News From Terre Haute, Indiana

October 31, 2009

GENEALOGY: Confederate pension records out there for the asking

By Tamie Dehler

Last month I wrote a series of articles on finding and ordering Civil War records from the National Archives Records Administration. This information was most useful for Union soldiers, although the National Archives does have the surviving military service records for Confederate soldiers. However, the National Archives has no Confederate pension records in its files. To order these, one would have to contact the state from which the Confederate soldier served. This week will discuss which Confederate pension records exist for each state and how to locate them.

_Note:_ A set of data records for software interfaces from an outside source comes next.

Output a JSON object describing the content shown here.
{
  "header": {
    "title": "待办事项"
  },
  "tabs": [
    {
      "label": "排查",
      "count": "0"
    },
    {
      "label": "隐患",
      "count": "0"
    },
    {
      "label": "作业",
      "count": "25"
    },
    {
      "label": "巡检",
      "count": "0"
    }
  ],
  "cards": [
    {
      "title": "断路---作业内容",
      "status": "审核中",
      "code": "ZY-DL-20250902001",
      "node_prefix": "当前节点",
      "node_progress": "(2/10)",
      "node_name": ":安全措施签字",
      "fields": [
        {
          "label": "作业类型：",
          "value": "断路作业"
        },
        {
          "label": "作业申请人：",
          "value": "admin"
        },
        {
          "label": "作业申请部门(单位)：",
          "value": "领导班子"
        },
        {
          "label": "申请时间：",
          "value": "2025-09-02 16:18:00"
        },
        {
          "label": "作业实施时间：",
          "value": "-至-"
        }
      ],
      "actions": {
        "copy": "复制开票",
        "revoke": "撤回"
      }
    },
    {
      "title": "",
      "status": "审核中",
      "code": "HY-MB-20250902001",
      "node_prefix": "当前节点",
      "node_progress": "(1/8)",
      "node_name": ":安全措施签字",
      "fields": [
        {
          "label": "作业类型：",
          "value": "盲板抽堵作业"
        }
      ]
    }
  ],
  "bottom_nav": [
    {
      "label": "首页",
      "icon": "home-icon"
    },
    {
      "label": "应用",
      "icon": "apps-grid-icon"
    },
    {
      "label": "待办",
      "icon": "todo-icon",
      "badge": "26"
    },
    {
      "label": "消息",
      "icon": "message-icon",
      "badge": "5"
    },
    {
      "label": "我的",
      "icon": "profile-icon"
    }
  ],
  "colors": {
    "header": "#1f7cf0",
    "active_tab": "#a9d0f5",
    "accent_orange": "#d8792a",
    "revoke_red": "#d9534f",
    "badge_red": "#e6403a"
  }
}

n Alabama — In 1867 pensions were first granted to soldiers who had lost limbs. In 1886 they were expanded to include widows. In 1891 pensions were approved for indigent veterans and their widows. Search the online index at www.archives.state.al.us/

civilwar/index.cfm. Contact the Alabama Department of Archives & History, 624 Washington Ave., Montgomery, AL 36130-0100.

n Arkansas — In 1891 pensions were granted to indigent veterans. In 1915 widows and mothers were added to the pension rolls. There is a searchable online index at www.ark-ives.com/doc

umenting/confed_pensions.asp. Contact the Arkansas History Commission & State Archives, One Capitol Mall, Little Rock, AR 72201.

n Florida — In 1881 the state began granting pensions to veterans and in 1889 to their widows. Check the database of pension applications at www.floridamemory.com/Collections/PensionFiles/. Contact the Florida State Archives, R.A. Gray Building, 500 S. Bronough St., Tallahassee, FL 32399-0250.

n Georgia — The state began granting pensions to veterans with artificial limbs in 1870. In 1879 other disabled veterans and widows were added. In 1894 old age and poverty were included as reasons to receive a pension. Search the pension applications at content.sos.state.

ga.us/cdm4/pension.php and the enlistment oaths and discharges at con

tent.sos.state.ga.us/cdm4/con

fed.php. Contact the Georgia Department of Archives & History, 5800 Jonesboro Road, Morrow, GA 30260.

n Kentucky — The state didn’t grant pensions to Civil War veterans until 1912. Kentucky’s civil war databases, including Confederate service records, military records from the Adjutant General’s office, and pension records can be searched at www.kdla.ky.gov/

resources/KYCivilWar

Research3.htm. Contact the Kentucky Department for Libraries & Archives, Kentucky State Archives, 300 Coffee Tree Road, Frankfort, KY 40601.

n Louisiana — The state began granting pensions to indigent veterans and their widows in 1898. Search the pension applications index database at www400.sos.

louisiana.gov/archives/gen/cpa-alpha.htm. Contact the Louisiana State Archives, 3851 Essen Lane, Baton Rouge, LA 70809-2137.

n Mississippi — Pensions were first granted to indigent veterans and their widows in 1888. Contact the Mississippi Department of Archives & History, Charlotte Capers Building, 100 S. State St., Jackson, MS 39201.

n Missouri — The state granted pensions to indigent veterans only starting in 1911. No widows were included. Contact the Missouri State Archives, State Information Center, 600 W. Main St., Jefferson City, MO 65102.

n North Carolina — The state started giving pensions in 1867 to veterans who were blind or amputees as a result of their service. Other disabled or indigent veterans or widows were added to the rolls in 1885. Contact the North Carolina State Archives, 4614 Mail Service Center, Raleigh, NC 27699-4614.

Next week will continue with this list of states.